**What the exercise asks:**
Report only the number of lines that contain the string "this" in the records below.

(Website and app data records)
• • • • •
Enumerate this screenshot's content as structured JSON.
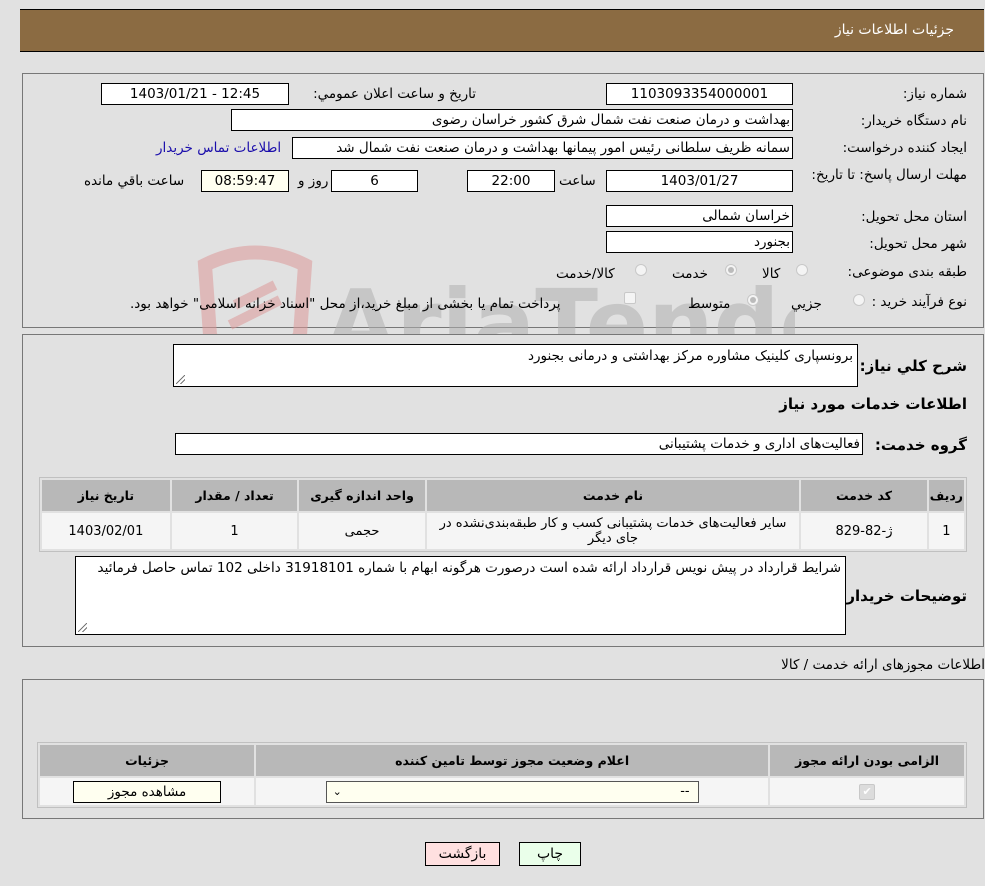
{
  "header": {
    "title": "جزئیات اطلاعات نیاز"
  },
  "form": {
    "need_number": {
      "label": "شماره نیاز:",
      "value": "1103093354000001"
    },
    "announce_datetime": {
      "label": "تاریخ و ساعت اعلان عمومي:",
      "value": "1403/01/21 - 12:45"
    },
    "buyer_org": {
      "label": "نام دستگاه خريدار:",
      "value": "بهداشت و درمان صنعت نفت شمال شرق کشور   خراسان رضوی"
    },
    "requester": {
      "label": "ایجاد کننده درخواست:",
      "value": "سمانه ظریف سلطانی رئیس امور پیمانها بهداشت و درمان صنعت نفت شمال شد",
      "contact_link": "اطلاعات تماس خريدار"
    },
    "deadline": {
      "label": "مهلت ارسال پاسخ: تا تاریخ:",
      "date": "1403/01/27",
      "time_label": "ساعت",
      "time": "22:00",
      "days": "6",
      "days_label": "روز و",
      "remaining": "08:59:47",
      "remaining_label": "ساعت باقي مانده"
    },
    "delivery_province": {
      "label": "استان محل تحویل:",
      "value": "خراسان شمالی"
    },
    "delivery_city": {
      "label": "شهر محل تحویل:",
      "value": "بجنورد"
    },
    "category": {
      "label": "طبقه بندی موضوعی:",
      "options": [
        {
          "label": "کالا",
          "checked": false
        },
        {
          "label": "خدمت",
          "checked": true
        },
        {
          "label": "کالا/خدمت",
          "checked": false
        }
      ]
    },
    "purchase_type": {
      "label": "نوع فرآیند خرید :",
      "options": [
        {
          "label": "جزيي",
          "checked": false
        },
        {
          "label": "متوسط",
          "checked": true
        }
      ],
      "treasury_checkbox_label": "پرداخت تمام یا بخشی از مبلغ خرید،از محل \"اسناد خزانه اسلامی\" خواهد بود.",
      "treasury_checked": false
    }
  },
  "summary": {
    "description_label": "شرح کلي نياز:",
    "description_value": "برونسپاری کلینیک مشاوره مرکز بهداشتی و درمانی بجنورد",
    "services_heading": "اطلاعات خدمات مورد نیاز",
    "service_group_label": "گروه خدمت:",
    "service_group_value": "فعالیت‌های اداری و خدمات پشتیبانی"
  },
  "services_table": {
    "headers": [
      "رديف",
      "کد خدمت",
      "نام خدمت",
      "واحد اندازه گيری",
      "تعداد / مقدار",
      "تاریخ نیاز"
    ],
    "rows": [
      [
        "1",
        "ژ-82-829",
        "سایر فعالیت‌های خدمات پشتیبانی کسب و کار طبقه‌بندی‌نشده در جای دیگر",
        "حجمی",
        "1",
        "1403/02/01"
      ]
    ]
  },
  "buyer_notes": {
    "label": "توضیحات خریدار:",
    "value": "شرایط قرارداد در پیش نویس قرارداد ارائه شده است درصورت هرگونه ابهام با شماره 31918101 داخلی 102 تماس حاصل فرمائید"
  },
  "licenses": {
    "heading": "اطلاعات مجوزهای ارائه خدمت / کالا",
    "headers": [
      "الزامی بودن ارائه مجوز",
      "اعلام وضعیت مجوز توسط تامین کننده",
      "جزئیات"
    ],
    "rows": [
      {
        "required": true,
        "status_value": "--",
        "details_button": "مشاهده مجوز"
      }
    ]
  },
  "footer": {
    "print_button": "چاپ",
    "back_button": "بازگشت"
  },
  "watermark": {
    "text": "AriaTender.neT"
  },
  "colors": {
    "header_bg": "#8b6b42",
    "link": "#1a0dab",
    "back_btn": "#ffe0e0",
    "print_btn": "#eaffea"
  }
}
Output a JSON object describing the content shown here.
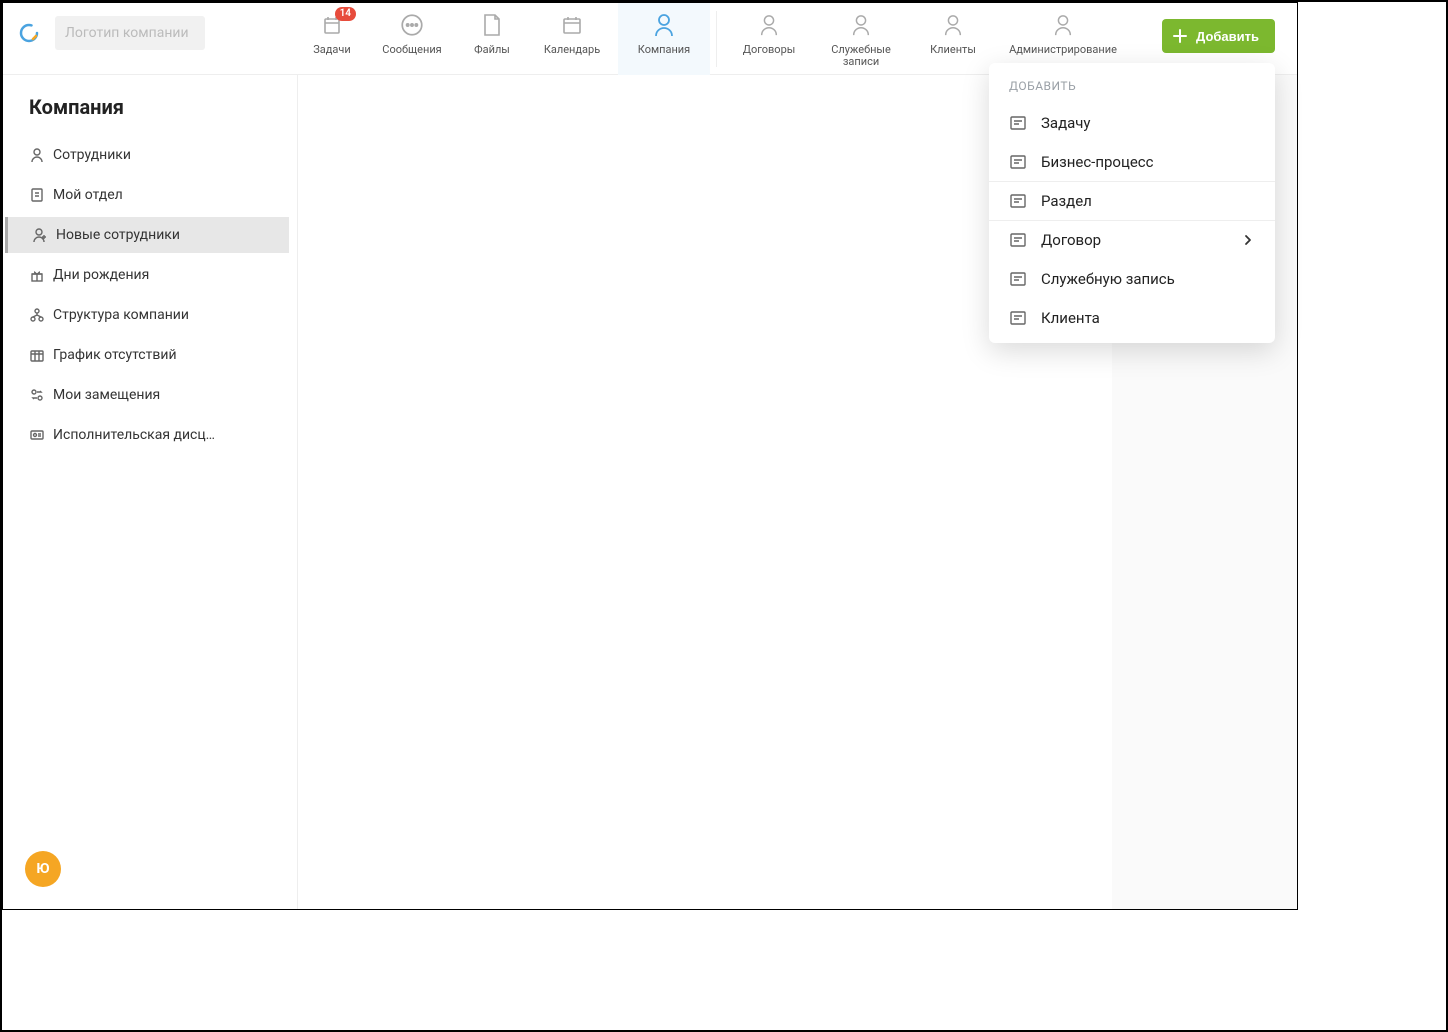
{
  "header": {
    "logo_placeholder": "Логотип компании",
    "add_button": "Добавить",
    "tabs": [
      {
        "label": "Задачи",
        "badge": "14"
      },
      {
        "label": "Сообщения"
      },
      {
        "label": "Файлы"
      },
      {
        "label": "Календарь"
      },
      {
        "label": "Компания",
        "active": true
      },
      {
        "label": "Договоры"
      },
      {
        "label": "Служебные\nзаписи"
      },
      {
        "label": "Клиенты"
      },
      {
        "label": "Администрирование"
      }
    ]
  },
  "sidebar": {
    "title": "Компания",
    "items": [
      {
        "label": "Сотрудники"
      },
      {
        "label": "Мой отдел"
      },
      {
        "label": "Новые сотрудники",
        "active": true
      },
      {
        "label": "Дни рождения"
      },
      {
        "label": "Структура компании"
      },
      {
        "label": "График отсутствий"
      },
      {
        "label": "Мои замещения"
      },
      {
        "label": "Исполнительская дисц…"
      }
    ]
  },
  "avatar_initial": "Ю",
  "dropdown": {
    "header": "ДОБАВИТЬ",
    "items": [
      {
        "label": "Задачу"
      },
      {
        "label": "Бизнес-процесс"
      },
      {
        "label": "Раздел",
        "sep": true
      },
      {
        "label": "Договор",
        "sep": true,
        "submenu": true
      },
      {
        "label": "Служебную запись"
      },
      {
        "label": "Клиента"
      }
    ]
  }
}
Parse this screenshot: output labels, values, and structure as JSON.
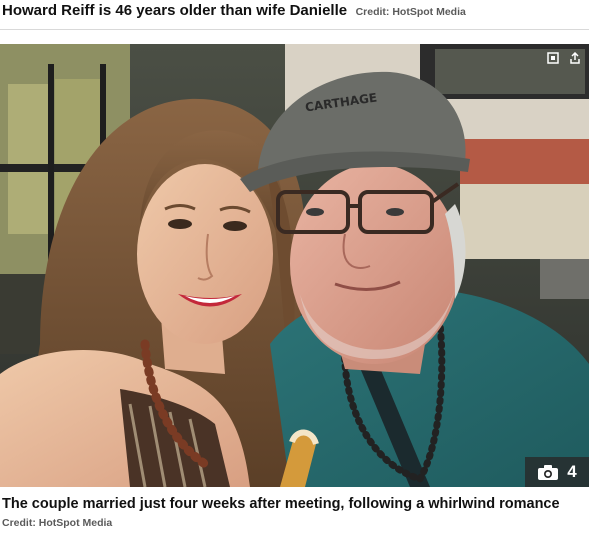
{
  "header": {
    "title": "Howard Reiff is 46 years older than wife Danielle",
    "credit": "Credit: HotSpot Media"
  },
  "photo": {
    "alt": "",
    "cap_text": "CARTHAGE",
    "gallery_count": "4",
    "icons": {
      "expand": "expand-icon",
      "share": "share-icon",
      "camera": "camera-icon"
    }
  },
  "footer": {
    "caption": "The couple married just four weeks after meeting, following a whirlwind romance",
    "credit": "Credit: HotSpot Media"
  },
  "colors": {
    "credit_gray": "#5a5a5a",
    "badge_bg": "#282828"
  }
}
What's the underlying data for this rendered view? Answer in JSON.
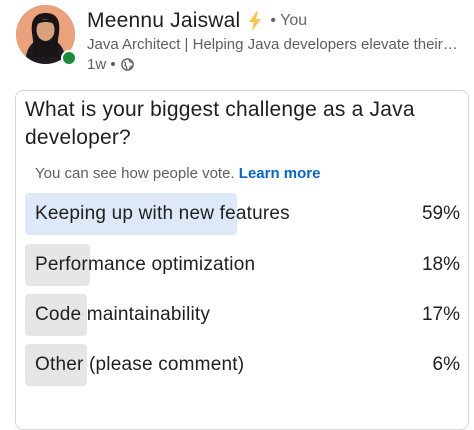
{
  "author": {
    "name": "Meennu Jaiswal",
    "connection": "• You",
    "headline": "Java Architect | Helping Java developers elevate their ...",
    "time": "1w •",
    "online": true
  },
  "poll": {
    "question": "What is your biggest challenge as a Java developer?",
    "visibility_text": "You can see how people vote.",
    "learn_more": "Learn more",
    "options": [
      {
        "label": "Keeping up with new features",
        "percent": "59%",
        "value": 59,
        "selected": true
      },
      {
        "label": "Performance optimization",
        "percent": "18%",
        "value": 18,
        "selected": false
      },
      {
        "label": "Code maintainability",
        "percent": "17%",
        "value": 17,
        "selected": false
      },
      {
        "label": "Other (please comment)",
        "percent": "6%",
        "value": 6,
        "selected": false
      }
    ]
  },
  "colors": {
    "accent": "#0a66c2",
    "selected_fill": "#dde9f8",
    "fill": "#e6e6e6",
    "online": "#1a8a3c",
    "bolt": "#f5c451"
  },
  "icons": {
    "bolt": "lightning-bolt-icon",
    "globe": "globe-icon"
  }
}
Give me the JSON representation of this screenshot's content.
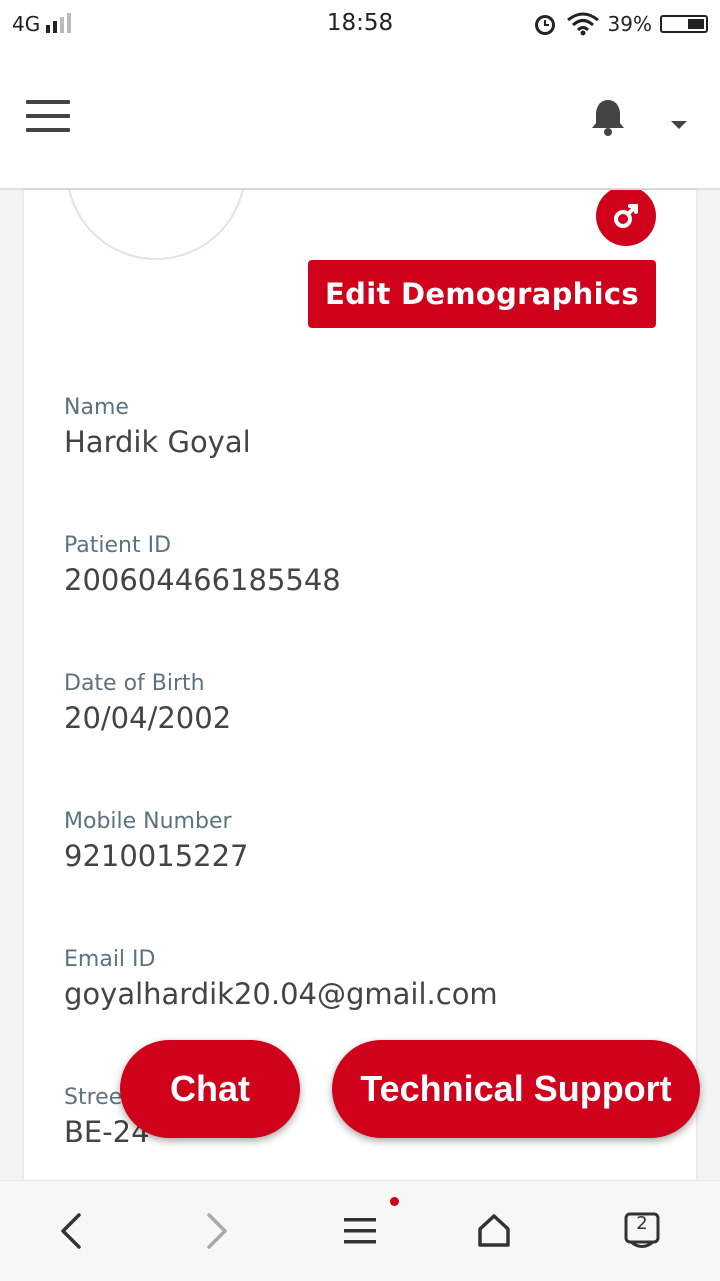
{
  "status_bar": {
    "network": "4G",
    "time": "18:58",
    "battery": "39%"
  },
  "header": {
    "menu_icon": "hamburger-icon",
    "notification_icon": "bell-icon",
    "dropdown_icon": "caret-down-icon"
  },
  "profile": {
    "gender_icon": "male-icon",
    "edit_button": "Edit Demographics",
    "fields": [
      {
        "label": "Name",
        "value": "Hardik Goyal"
      },
      {
        "label": "Patient ID",
        "value": "200604466185548"
      },
      {
        "label": "Date of Birth",
        "value": "20/04/2002"
      },
      {
        "label": "Mobile Number",
        "value": "9210015227"
      },
      {
        "label": "Email ID",
        "value": "goyalhardik20.04@gmail.com"
      },
      {
        "label": "Stree",
        "value": "BE-24"
      }
    ]
  },
  "floating": {
    "chat": "Chat",
    "support": "Technical Support"
  },
  "browser_bar": {
    "tabs_count": "2"
  },
  "colors": {
    "accent": "#d0021b",
    "label": "#5d7280",
    "value": "#444444"
  }
}
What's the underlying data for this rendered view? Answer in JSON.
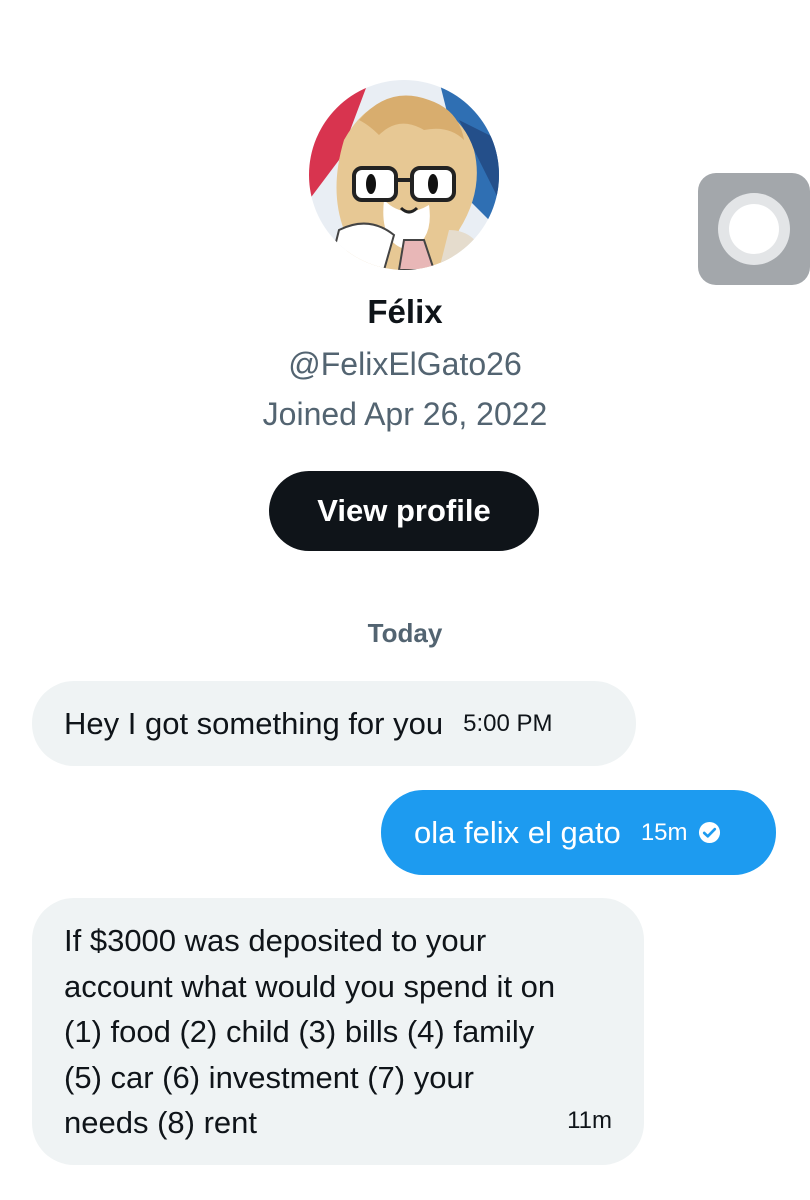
{
  "profile": {
    "name": "Félix",
    "handle": "@FelixElGato26",
    "joined": "Joined Apr 26, 2022",
    "view_profile_label": "View profile"
  },
  "conversation": {
    "date_separator": "Today",
    "messages": [
      {
        "direction": "incoming",
        "text": "Hey I got something for you",
        "time": "5:00 PM"
      },
      {
        "direction": "outgoing",
        "text": "ola felix el gato",
        "time": "15m",
        "status_icon": "check-circle-icon"
      },
      {
        "direction": "incoming",
        "text": "If $3000 was deposited to your account what would you spend it on (1) food (2) child (3) bills (4) family (5) car (6) investment (7) your needs (8) rent",
        "time": "11m"
      }
    ]
  },
  "overlay": {
    "assistive_touch_icon": "assistive-touch-icon"
  },
  "colors": {
    "accent": "#1d9bf0",
    "incoming_bubble": "#eff3f4",
    "primary_text": "#0f1419",
    "secondary_text": "#536471",
    "button_bg": "#0f1419"
  }
}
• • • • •
**Answer below:**
5